The second issue concerns the presumption in favour of bail, which has also existed under our law since ancient times. The proposed section 58DA provides that, if the court refuses to grant bail, the accused cannot make a subsequent application unless there has been a significant change in circumstances. This is more onerous than the provisions applying in any other Australian jurisdiction. Proposed section 58DB is also silent as to whether there is any presumption in favour of bail. In other jurisdictions there is generally a presumption in favour of bail except in specific circumstances. There is also no provision in this bill for the court to provide reasons for refusing bail.

The right to silence and the presumption in favour of bail are among the individual human rights recognised and protected by our common law for centuries. For a government such as this one, which paints itself as having a human rights focus, it is curious to say the least that its first attempt at a federal criminal jurisdiction would seek to sweep away rights recognised since the Magna Carta.

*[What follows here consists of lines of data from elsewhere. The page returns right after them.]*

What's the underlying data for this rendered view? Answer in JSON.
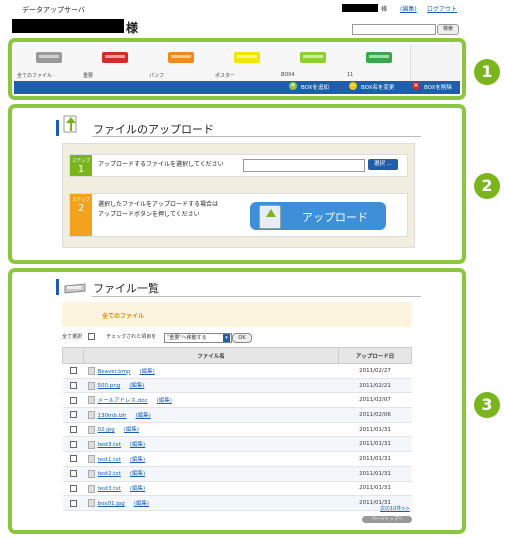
{
  "header": {
    "app_title": "データアップサーバ",
    "user_suffix": "様",
    "account_suffix": "様",
    "edit_link": "(編集)",
    "logout_link": "ログアウト",
    "search_button": "検索"
  },
  "boxes": [
    {
      "label": "全てのファイル",
      "color": "#9a9a9a"
    },
    {
      "label": "重要",
      "color": "#d32a2a"
    },
    {
      "label": "パンフ",
      "color": "#f08a1c"
    },
    {
      "label": "ポスター",
      "color": "#f2e600"
    },
    {
      "label": "BOX4",
      "color": "#8cd12f"
    },
    {
      "label": "11",
      "color": "#3aa84a"
    }
  ],
  "box_actions": {
    "add": "BOXを追加",
    "rename": "BOX名を変更",
    "delete": "BOXを削除"
  },
  "markers": [
    "1",
    "2",
    "3"
  ],
  "upload": {
    "title": "ファイルのアップロード",
    "step_label": "ステップ",
    "step1_num": "1",
    "step1_text": "アップロードするファイルを選択してください",
    "select_button": "選択 ...",
    "step2_num": "2",
    "step2_line1": "選択したファイルをアップロードする場合は",
    "step2_line2": "アップロードボタンを押してください",
    "upload_button": "アップロード"
  },
  "files": {
    "title": "ファイル一覧",
    "current_box": "全てのファイル",
    "select_all": "全て選択",
    "move_label": "チェックされた項目を",
    "move_select": "\"重要\"へ移動する",
    "ok_button": "OK",
    "col_name": "ファイル名",
    "col_date": "アップロード日",
    "edit_label": "(編集)",
    "rows": [
      {
        "name": "Beaver.bmp",
        "date": "2011/02/27"
      },
      {
        "name": "500.png",
        "date": "2011/02/21"
      },
      {
        "name": "メールアドレス.doc",
        "date": "2011/02/07"
      },
      {
        "name": "130mb.lzh",
        "date": "2011/02/06"
      },
      {
        "name": "02.jpg",
        "date": "2011/01/31"
      },
      {
        "name": "test3.txt",
        "date": "2011/01/31"
      },
      {
        "name": "test1.txt",
        "date": "2011/01/31"
      },
      {
        "name": "test2.txt",
        "date": "2011/01/31"
      },
      {
        "name": "test3.txt",
        "date": "2011/01/31"
      },
      {
        "name": "box01.jpg",
        "date": "2011/01/31"
      }
    ],
    "next_link": "次の10件>>",
    "pagetop": "ページトップへ"
  },
  "colors": {
    "frame_green": "#8cc63f",
    "brand_blue": "#1f5eab",
    "step1_green": "#7ab51d",
    "step2_orange": "#f2a21c"
  }
}
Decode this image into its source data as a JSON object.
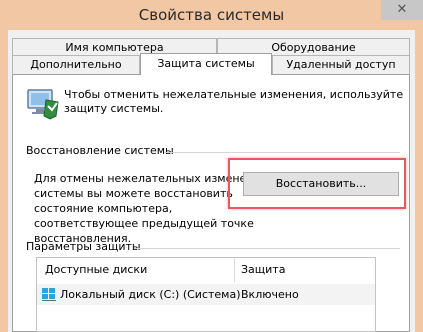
{
  "window": {
    "title": "Свойства системы",
    "close_glyph": "✕"
  },
  "tabs": {
    "row1": [
      "Имя компьютера",
      "Оборудование"
    ],
    "row2": [
      "Дополнительно",
      "Защита системы",
      "Удаленный доступ"
    ],
    "active": "Защита системы"
  },
  "intro": {
    "icon": "shield-icon",
    "line1": "Чтобы отменить нежелательные изменения, используйте",
    "line2": "защиту системы."
  },
  "restore": {
    "section_title": "Восстановление системы",
    "lines": [
      "Для отмены нежелательных изменений",
      "системы вы можете восстановить",
      "состояние компьютера,",
      "соответствующее предыдущей точке",
      "восстановления."
    ],
    "button_label": "Восстановить..."
  },
  "protection": {
    "section_title": "Параметры защиты",
    "columns": [
      "Доступные диски",
      "Защита"
    ],
    "rows": [
      {
        "drive": "Локальный диск (C:) (Система)",
        "status": "Включено",
        "icon": "drive-icon"
      }
    ]
  },
  "colors": {
    "title_bar": "#f2c8a4",
    "highlight": "#e8585e"
  }
}
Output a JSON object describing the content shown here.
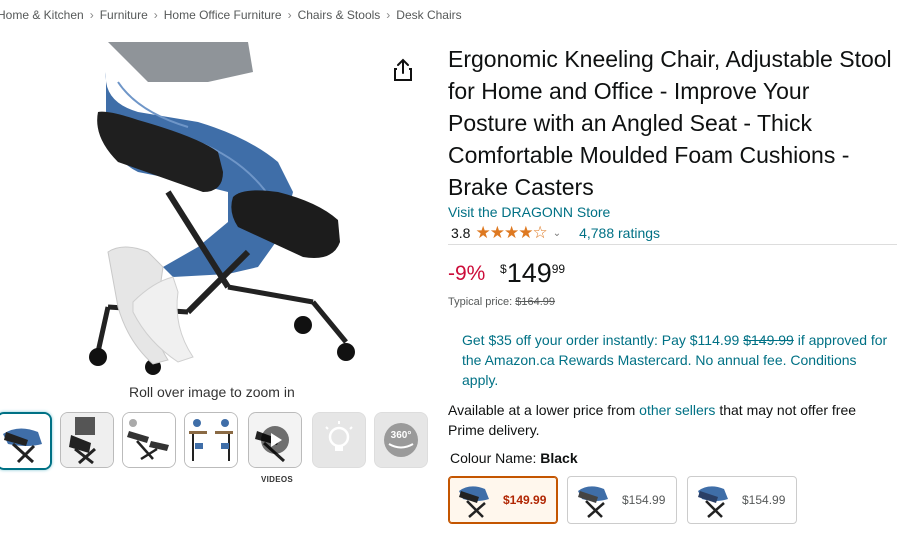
{
  "breadcrumb": {
    "items": [
      "Home & Kitchen",
      "Furniture",
      "Home Office Furniture",
      "Chairs & Stools",
      "Desk Chairs"
    ],
    "separator": "›"
  },
  "gallery": {
    "zoom_hint": "Roll over image to zoom in",
    "videos_label": "VIDEOS",
    "thumbnails": [
      "chair-side-view",
      "chair-with-person",
      "chair-features",
      "chair-desk-setup",
      "video-play",
      "lightbulb-icon",
      "360-view-icon"
    ]
  },
  "product": {
    "title": "Ergonomic Kneeling Chair, Adjustable Stool for Home and Office - Improve Your Posture with an Angled Seat - Thick Comfortable Moulded Foam Cushions - Brake Casters",
    "store_link": "Visit the DRAGONN Store",
    "rating": "3.8",
    "stars_filled": 3.8,
    "ratings_count": "4,788 ratings",
    "discount": "-9%",
    "price_symbol": "$",
    "price_whole": "149",
    "price_fraction": "99",
    "typical_label": "Typical price:",
    "typical_price": "$164.99",
    "promo_part1": "Get $35 off your order instantly: Pay $114.99",
    "promo_strike": "$149.99",
    "promo_part2": "if approved for the Amazon.ca Rewards Mastercard. No annual fee. Conditions apply.",
    "other_pre": "Available at a lower price from",
    "other_link": "other sellers",
    "other_post": "that may not offer free Prime delivery.",
    "colour_label": "Colour Name:",
    "colour_value": "Black",
    "swatches": [
      {
        "price": "$149.99",
        "selected": true
      },
      {
        "price": "$154.99",
        "selected": false
      },
      {
        "price": "$154.99",
        "selected": false
      }
    ]
  },
  "colors": {
    "link": "#007185",
    "deal_red": "#cc0c39",
    "star": "#de7921",
    "selected_border": "#c45500"
  }
}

This bill was referred to the Senate Standing Committee on Legal and Constitutional Affairs on 4 December 2008 for inquiry and report by 20 February 2009. Submissions have been received from, among others, the Attorney-General of New South Wales, the Law Council of Australia, the Law Institute of Victoria and the Criminal Bar Association of Victoria. Some of these submissions have been highly critical of the issues I have described.

The opposition will not deny this bill a second reading in this place. What we will do is await the full report and recommendations of the Senate committee, with the benefit of expert submissions, and seek in the Senate to achieve the appropriate balance in this bill.